- _Exercise description_
In the data that follows, every line containing the word "icon" should be returned.

· · · · · · ·

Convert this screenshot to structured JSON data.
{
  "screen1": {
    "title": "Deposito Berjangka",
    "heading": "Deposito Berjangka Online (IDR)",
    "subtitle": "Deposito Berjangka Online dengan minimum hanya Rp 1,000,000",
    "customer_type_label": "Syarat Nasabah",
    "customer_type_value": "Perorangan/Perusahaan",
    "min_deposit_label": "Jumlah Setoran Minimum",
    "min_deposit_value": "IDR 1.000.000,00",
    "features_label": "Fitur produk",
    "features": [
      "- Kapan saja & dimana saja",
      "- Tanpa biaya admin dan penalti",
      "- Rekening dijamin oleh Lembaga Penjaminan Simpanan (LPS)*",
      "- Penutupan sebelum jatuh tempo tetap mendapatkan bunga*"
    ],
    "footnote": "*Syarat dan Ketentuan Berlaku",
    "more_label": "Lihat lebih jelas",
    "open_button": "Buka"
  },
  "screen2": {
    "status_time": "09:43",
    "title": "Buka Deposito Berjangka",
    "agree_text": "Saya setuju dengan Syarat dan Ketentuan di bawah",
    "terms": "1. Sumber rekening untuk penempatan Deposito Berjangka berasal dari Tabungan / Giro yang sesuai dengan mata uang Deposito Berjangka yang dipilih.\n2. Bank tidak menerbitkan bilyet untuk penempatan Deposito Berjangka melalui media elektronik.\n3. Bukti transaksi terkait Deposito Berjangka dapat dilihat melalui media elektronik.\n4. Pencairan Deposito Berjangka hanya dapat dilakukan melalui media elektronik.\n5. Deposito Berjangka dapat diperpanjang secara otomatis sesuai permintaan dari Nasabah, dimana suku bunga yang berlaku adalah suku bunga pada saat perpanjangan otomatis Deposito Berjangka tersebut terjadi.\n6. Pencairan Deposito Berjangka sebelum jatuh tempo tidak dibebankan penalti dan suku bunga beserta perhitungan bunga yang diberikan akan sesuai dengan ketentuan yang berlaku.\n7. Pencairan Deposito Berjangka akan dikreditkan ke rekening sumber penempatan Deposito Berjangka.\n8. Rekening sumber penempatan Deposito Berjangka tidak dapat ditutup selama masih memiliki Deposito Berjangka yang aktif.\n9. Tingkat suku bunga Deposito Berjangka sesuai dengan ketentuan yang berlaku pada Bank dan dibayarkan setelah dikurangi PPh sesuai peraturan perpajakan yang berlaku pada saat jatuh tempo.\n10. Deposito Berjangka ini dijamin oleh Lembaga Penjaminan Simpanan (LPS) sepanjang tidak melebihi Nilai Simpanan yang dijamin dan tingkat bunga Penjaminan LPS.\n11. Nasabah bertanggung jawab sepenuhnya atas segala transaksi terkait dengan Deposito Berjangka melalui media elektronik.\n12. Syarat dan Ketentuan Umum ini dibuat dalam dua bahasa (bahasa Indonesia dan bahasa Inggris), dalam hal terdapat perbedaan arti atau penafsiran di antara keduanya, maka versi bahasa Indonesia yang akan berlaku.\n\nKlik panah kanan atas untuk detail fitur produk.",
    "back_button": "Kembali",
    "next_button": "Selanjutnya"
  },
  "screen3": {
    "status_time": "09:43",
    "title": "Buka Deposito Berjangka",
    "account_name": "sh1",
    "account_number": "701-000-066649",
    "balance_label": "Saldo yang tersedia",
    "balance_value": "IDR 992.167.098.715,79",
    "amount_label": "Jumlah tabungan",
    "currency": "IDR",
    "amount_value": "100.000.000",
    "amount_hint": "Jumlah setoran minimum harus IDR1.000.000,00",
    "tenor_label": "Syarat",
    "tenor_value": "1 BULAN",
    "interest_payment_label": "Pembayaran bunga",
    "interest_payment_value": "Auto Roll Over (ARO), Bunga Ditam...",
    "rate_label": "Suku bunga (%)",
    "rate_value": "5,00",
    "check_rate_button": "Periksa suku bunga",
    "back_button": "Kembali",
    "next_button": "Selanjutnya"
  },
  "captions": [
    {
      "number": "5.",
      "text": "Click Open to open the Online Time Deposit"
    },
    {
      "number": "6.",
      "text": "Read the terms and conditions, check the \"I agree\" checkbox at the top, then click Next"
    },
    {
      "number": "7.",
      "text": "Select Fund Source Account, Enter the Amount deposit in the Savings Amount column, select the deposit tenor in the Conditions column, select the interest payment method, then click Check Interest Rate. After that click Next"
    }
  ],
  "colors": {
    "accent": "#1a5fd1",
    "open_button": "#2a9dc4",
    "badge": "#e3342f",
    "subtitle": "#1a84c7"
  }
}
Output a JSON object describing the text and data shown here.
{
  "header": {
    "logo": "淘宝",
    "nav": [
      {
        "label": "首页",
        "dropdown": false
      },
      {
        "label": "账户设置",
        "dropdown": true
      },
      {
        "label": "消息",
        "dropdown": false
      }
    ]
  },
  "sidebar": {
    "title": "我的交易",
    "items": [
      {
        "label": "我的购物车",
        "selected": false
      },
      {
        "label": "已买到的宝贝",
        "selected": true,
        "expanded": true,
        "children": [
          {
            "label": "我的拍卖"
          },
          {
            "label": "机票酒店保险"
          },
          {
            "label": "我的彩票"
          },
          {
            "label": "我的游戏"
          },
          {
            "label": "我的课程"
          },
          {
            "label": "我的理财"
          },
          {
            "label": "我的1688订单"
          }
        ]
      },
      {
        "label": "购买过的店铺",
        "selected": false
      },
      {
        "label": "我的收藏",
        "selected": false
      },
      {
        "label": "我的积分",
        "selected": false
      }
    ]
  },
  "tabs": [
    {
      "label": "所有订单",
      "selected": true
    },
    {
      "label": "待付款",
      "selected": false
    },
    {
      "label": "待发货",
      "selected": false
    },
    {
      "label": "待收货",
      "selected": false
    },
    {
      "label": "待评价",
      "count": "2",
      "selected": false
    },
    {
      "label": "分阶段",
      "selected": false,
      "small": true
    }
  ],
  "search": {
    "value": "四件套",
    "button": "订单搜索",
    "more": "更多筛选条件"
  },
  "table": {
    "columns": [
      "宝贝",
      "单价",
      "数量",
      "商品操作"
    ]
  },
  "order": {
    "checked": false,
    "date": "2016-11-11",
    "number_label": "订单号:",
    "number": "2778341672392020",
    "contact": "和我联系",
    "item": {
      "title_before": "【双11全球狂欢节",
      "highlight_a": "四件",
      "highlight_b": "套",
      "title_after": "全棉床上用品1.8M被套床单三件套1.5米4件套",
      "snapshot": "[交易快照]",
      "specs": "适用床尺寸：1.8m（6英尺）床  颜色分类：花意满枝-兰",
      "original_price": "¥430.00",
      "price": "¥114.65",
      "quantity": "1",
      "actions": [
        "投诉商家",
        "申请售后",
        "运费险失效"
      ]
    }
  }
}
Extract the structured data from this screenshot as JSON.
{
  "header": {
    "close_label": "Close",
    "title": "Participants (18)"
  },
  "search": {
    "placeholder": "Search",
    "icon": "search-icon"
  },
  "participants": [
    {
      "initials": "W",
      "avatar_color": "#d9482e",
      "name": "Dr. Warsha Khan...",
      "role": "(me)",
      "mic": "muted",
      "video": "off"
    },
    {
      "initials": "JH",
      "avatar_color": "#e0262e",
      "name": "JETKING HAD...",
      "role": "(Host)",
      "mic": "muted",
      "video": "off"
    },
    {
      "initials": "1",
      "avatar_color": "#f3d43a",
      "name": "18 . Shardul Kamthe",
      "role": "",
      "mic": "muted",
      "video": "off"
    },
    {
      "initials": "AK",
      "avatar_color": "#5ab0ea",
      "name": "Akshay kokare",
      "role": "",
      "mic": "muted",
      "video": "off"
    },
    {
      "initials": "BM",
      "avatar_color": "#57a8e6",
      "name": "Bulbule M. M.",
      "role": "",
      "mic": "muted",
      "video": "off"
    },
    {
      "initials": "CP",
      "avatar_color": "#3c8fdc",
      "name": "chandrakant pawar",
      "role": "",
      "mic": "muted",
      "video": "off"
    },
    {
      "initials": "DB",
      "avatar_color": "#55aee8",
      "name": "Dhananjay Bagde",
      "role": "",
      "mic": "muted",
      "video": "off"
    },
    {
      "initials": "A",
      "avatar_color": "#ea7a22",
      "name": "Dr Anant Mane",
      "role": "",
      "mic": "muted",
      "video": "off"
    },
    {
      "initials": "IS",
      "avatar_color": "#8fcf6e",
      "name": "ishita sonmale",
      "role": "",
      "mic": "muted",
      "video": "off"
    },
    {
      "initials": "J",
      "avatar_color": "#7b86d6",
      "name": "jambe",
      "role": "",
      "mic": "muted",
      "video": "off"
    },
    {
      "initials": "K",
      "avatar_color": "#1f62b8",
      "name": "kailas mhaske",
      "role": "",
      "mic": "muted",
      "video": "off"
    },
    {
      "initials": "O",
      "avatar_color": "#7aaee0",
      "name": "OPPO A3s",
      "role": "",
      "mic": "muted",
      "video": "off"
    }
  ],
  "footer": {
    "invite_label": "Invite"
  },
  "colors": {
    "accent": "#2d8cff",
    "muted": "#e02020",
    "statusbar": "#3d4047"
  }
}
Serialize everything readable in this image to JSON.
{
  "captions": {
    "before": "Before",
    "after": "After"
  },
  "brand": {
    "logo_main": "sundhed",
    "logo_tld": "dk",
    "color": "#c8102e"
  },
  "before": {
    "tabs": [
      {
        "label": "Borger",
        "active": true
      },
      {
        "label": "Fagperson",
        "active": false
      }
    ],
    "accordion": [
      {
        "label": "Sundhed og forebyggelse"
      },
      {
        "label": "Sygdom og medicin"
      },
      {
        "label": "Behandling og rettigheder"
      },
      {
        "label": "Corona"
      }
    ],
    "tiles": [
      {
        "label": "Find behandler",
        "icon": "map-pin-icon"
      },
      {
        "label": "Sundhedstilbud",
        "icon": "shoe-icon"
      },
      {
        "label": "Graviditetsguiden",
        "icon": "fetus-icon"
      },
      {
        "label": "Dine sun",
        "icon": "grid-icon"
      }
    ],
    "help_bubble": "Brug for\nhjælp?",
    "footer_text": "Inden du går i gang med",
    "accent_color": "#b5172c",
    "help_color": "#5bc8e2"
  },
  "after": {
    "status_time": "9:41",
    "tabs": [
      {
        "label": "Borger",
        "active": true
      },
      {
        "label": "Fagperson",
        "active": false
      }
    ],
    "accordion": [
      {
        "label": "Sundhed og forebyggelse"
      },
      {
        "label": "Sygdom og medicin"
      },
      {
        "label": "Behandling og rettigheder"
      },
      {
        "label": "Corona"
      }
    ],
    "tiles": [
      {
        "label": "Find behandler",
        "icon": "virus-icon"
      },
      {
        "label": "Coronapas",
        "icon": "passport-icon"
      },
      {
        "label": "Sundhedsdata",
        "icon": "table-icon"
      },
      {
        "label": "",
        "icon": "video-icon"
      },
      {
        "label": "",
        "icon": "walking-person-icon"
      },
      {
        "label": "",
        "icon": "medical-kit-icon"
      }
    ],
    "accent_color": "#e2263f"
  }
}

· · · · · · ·

- _Written answer_
    "icon": "search-icon"
        "icon": "map-pin-icon"
        "icon": "shoe-icon"
        "icon": "fetus-icon"
        "icon": "grid-icon"
        "icon": "virus-icon"
        "icon": "passport-icon"
        "icon": "table-icon"
        "icon": "video-icon"
        "icon": "walking-person-icon"
        "icon": "medical-kit-icon"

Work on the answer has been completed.